- _Exercise instructions_
Below are the records; copy each line in them that holds the word "trigger".

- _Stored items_
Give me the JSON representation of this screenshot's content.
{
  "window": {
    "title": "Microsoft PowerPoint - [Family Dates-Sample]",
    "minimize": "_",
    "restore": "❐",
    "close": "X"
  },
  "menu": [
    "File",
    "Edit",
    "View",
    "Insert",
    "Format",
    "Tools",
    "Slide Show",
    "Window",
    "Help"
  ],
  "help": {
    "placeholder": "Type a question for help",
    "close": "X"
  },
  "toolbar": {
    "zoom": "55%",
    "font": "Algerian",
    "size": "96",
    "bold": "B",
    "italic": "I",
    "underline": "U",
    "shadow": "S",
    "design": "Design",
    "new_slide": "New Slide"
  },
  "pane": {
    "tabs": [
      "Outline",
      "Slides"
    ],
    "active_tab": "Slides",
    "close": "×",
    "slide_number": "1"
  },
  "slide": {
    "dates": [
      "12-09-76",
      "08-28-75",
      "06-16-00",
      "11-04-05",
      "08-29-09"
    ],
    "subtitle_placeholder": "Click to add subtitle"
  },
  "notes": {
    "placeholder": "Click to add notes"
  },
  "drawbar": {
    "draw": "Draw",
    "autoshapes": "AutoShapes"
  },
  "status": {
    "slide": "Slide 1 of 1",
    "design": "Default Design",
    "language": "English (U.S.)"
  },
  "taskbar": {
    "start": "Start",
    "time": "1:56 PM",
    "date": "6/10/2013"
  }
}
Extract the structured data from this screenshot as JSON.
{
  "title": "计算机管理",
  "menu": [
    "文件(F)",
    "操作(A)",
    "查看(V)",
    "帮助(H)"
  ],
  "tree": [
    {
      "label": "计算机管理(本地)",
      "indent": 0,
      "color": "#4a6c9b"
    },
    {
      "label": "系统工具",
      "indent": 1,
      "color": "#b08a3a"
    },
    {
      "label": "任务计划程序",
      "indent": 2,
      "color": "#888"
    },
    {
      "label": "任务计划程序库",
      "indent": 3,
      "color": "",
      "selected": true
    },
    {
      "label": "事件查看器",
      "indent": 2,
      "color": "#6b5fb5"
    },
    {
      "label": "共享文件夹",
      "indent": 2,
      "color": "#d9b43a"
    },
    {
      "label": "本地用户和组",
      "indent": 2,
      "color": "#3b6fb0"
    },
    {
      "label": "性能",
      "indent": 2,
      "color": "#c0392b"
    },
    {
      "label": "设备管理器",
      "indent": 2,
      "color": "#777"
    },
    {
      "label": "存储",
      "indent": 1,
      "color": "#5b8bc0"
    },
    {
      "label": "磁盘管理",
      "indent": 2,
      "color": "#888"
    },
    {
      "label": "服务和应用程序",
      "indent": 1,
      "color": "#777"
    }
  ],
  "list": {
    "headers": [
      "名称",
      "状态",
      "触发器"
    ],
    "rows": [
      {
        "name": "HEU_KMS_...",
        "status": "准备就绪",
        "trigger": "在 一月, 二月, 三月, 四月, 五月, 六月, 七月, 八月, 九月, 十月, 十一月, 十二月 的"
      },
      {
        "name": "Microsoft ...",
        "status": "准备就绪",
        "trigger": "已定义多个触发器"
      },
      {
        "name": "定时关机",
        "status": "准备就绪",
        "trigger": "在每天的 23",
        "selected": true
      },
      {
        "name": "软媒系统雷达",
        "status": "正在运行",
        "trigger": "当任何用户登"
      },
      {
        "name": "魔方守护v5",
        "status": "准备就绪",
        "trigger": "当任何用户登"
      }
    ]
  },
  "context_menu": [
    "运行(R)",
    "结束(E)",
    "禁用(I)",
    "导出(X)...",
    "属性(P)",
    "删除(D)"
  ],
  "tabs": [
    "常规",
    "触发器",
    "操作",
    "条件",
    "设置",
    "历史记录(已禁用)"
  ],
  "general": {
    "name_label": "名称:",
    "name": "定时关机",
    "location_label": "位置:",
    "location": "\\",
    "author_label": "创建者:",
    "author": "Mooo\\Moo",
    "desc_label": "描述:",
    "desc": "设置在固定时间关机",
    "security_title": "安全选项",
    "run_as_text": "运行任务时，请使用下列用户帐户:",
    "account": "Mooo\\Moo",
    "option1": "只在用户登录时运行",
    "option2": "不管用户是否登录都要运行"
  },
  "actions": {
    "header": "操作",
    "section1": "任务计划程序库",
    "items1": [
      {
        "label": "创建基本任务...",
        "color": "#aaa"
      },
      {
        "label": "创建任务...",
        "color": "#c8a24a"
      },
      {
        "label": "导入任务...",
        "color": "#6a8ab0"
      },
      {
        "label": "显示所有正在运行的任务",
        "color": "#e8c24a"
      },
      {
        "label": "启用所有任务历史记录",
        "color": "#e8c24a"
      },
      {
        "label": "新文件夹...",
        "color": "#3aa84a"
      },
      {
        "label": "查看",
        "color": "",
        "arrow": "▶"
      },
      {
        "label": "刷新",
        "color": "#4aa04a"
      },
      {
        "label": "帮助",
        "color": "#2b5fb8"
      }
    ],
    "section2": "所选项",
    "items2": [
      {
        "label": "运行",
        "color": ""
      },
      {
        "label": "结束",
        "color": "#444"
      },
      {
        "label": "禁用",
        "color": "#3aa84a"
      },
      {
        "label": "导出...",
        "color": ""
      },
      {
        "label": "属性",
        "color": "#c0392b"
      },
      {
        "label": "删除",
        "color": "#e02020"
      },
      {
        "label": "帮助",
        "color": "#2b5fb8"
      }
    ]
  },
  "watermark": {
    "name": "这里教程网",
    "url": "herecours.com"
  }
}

- _Output of the task_
        "trigger": "在 一月, 二月, 三月, 四月, 五月, 六月, 七月, 八月, 九月, 十月, 十一月, 十二月 的"
        "trigger": "已定义多个触发器"
        "trigger": "在每天的 23",
        "trigger": "当任何用户登"
        "trigger": "当任何用户登"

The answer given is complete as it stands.